WA Premier Colin Barnett says the federal government should provide more funding to the state for major infrastructure projects to stem the economic slowdown that has hit since the mining boom ended.
Mr Barnett and Queensland Premier Annastacia Palaszczuk urged Prime Minister Malcolm Turnbull to help at a meeting last Friday amid fears about a two-speed economy in which Victoria and NSW are thriving thanks to a property boom.
The WA premier is pointing to the state getting by far the nation's lowest share of GST revenue - down to nearly 30 cents in the dollar - in recent years as a reason for it to get a boost in billions of dollars of infrastructure spending.
"The economy is fairly flat and we are very keen to maintain a strong government public works program," he told ABC radio on Monday.
"We get such a bad deal, such a raw deal on the GST that I think we've got a strong case for any more infrastructure spending."
WA's population had shot up by 500,000 or 30 per cent during the eight-year period of the Liberal National government.
There was urgent need for rail transport upgrades, investment in new water supplies, more dual carriageways on major highways leading out of Perth, expanding service facilities in ports to cater for smaller ships and to service oil and gas rigs, he said.

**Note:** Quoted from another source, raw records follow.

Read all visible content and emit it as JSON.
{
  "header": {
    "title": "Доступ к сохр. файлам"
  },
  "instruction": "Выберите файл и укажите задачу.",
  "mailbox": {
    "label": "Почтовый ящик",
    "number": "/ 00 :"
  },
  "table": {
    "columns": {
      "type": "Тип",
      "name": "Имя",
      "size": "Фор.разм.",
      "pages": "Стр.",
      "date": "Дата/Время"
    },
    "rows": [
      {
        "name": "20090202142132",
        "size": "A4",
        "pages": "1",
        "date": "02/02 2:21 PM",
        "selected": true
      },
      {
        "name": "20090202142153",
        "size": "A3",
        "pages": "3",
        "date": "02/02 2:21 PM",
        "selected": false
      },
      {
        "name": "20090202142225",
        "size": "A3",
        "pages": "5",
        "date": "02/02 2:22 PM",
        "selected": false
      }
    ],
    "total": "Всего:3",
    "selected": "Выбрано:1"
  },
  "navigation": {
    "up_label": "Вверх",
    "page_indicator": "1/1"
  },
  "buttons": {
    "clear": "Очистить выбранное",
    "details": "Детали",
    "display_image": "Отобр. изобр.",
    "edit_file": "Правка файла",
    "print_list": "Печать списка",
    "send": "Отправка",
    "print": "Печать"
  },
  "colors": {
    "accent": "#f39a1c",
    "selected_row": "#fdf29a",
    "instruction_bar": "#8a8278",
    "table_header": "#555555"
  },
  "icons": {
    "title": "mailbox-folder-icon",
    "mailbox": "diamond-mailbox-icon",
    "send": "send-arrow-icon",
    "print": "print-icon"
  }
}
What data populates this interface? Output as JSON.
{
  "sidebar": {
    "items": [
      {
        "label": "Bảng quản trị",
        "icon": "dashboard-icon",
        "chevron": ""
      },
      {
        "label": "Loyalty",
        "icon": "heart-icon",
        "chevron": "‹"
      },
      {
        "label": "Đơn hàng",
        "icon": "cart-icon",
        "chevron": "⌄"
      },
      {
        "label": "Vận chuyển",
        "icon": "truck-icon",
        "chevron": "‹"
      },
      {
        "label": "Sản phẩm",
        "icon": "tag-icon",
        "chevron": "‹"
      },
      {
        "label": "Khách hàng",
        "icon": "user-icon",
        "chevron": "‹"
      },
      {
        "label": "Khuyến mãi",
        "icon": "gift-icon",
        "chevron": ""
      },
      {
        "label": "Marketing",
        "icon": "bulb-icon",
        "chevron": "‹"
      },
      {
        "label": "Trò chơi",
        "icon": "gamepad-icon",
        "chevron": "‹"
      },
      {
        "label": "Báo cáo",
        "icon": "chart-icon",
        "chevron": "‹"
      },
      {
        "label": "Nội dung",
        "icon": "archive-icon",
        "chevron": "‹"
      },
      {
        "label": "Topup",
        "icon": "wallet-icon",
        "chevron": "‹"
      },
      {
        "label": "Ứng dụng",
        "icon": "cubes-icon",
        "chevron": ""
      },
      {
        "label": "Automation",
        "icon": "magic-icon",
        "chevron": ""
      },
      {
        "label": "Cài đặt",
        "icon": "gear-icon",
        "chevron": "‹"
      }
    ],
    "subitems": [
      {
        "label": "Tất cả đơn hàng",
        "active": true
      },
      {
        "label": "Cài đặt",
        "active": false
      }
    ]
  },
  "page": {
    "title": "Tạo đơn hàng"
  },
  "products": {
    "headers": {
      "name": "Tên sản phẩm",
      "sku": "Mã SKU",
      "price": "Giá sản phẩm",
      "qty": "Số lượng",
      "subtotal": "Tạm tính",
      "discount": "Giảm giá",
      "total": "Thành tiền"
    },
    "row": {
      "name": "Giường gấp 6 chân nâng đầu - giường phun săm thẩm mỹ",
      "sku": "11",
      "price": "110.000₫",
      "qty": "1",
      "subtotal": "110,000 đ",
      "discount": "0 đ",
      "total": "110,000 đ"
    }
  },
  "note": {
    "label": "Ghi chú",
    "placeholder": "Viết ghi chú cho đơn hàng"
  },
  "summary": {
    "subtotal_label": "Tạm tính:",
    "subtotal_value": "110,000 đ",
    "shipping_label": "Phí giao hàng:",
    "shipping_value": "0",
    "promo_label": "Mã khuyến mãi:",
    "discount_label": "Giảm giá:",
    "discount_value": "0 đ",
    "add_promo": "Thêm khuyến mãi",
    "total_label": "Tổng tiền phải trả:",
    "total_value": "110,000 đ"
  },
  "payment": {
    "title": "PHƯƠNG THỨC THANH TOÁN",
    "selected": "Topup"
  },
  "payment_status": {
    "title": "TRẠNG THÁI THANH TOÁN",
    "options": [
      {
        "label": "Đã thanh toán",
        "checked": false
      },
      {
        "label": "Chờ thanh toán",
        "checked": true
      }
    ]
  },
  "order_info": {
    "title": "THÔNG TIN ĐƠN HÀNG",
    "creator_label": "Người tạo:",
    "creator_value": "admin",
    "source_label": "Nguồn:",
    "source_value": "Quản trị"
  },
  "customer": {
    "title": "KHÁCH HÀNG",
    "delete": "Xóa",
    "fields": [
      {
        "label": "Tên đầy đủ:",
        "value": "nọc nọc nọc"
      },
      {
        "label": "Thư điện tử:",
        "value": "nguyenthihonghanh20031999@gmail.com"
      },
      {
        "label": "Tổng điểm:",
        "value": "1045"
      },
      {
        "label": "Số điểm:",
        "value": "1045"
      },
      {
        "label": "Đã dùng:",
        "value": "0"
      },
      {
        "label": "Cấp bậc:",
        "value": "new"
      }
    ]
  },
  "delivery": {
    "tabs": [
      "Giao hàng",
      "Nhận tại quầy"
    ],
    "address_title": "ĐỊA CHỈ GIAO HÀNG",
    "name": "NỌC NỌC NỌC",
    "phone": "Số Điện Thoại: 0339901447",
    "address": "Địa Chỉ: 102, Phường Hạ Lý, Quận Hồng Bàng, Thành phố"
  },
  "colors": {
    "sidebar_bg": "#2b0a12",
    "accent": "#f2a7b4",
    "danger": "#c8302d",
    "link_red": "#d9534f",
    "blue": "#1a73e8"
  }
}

"Prime Minister Turnbull indicated he wants to see a great improvement to Australia's infrastructure. It is a good time to do it as you can find private investors, interest costs are low," Mr Barnett said.
"We are simply being held back because of our GST share, otherwise you would find we wouldn't need any commonwealth help."
The commonwealth is already contributing more than half of the funds to the Perth Freight Link and about one quarter of the Forrestfield Airport Link rail project, both worth almost $2 billion.
WA Labor leader Mark McGowan said the Barnett government was to blame for what he called a domestic recession, in which the state had the highest unemployment in the nation and 11 out of the past 12 quarters had recorded falls in the size of the economy.